##### The data
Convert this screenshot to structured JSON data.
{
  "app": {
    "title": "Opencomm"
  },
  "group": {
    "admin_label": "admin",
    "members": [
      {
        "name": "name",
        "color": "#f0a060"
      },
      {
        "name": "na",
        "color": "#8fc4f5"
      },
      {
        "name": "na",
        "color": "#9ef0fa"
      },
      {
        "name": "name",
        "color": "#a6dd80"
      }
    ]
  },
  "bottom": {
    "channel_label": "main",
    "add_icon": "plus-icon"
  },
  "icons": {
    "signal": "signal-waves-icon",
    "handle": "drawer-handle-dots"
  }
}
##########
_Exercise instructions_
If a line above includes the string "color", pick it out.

_Result for this task_
        "color": "#f0a060"
        "color": "#8fc4f5"
        "color": "#9ef0fa"
        "color": "#a6dd80"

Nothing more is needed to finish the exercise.